══ Input for this task

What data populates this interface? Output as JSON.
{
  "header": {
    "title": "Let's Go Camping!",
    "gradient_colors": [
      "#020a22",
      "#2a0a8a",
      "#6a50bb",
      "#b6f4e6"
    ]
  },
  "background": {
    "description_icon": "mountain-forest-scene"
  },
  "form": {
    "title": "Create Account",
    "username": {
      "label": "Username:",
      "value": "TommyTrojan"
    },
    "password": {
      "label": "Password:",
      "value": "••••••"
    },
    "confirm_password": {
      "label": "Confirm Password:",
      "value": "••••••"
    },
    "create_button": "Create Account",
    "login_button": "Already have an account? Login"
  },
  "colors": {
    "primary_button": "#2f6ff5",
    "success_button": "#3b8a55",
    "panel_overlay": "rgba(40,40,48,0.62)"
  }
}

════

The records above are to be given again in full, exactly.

● Task output:
What data populates this interface? Output as JSON.
{
  "header": {
    "title": "Let's Go Camping!",
    "gradient_colors": [
      "#020a22",
      "#2a0a8a",
      "#6a50bb",
      "#b6f4e6"
    ]
  },
  "background": {
    "description_icon": "mountain-forest-scene"
  },
  "form": {
    "title": "Create Account",
    "username": {
      "label": "Username:",
      "value": "TommyTrojan"
    },
    "password": {
      "label": "Password:",
      "value": "••••••"
    },
    "confirm_password": {
      "label": "Confirm Password:",
      "value": "••••••"
    },
    "create_button": "Create Account",
    "login_button": "Already have an account? Login"
  },
  "colors": {
    "primary_button": "#2f6ff5",
    "success_button": "#3b8a55",
    "panel_overlay": "rgba(40,40,48,0.62)"
  }
}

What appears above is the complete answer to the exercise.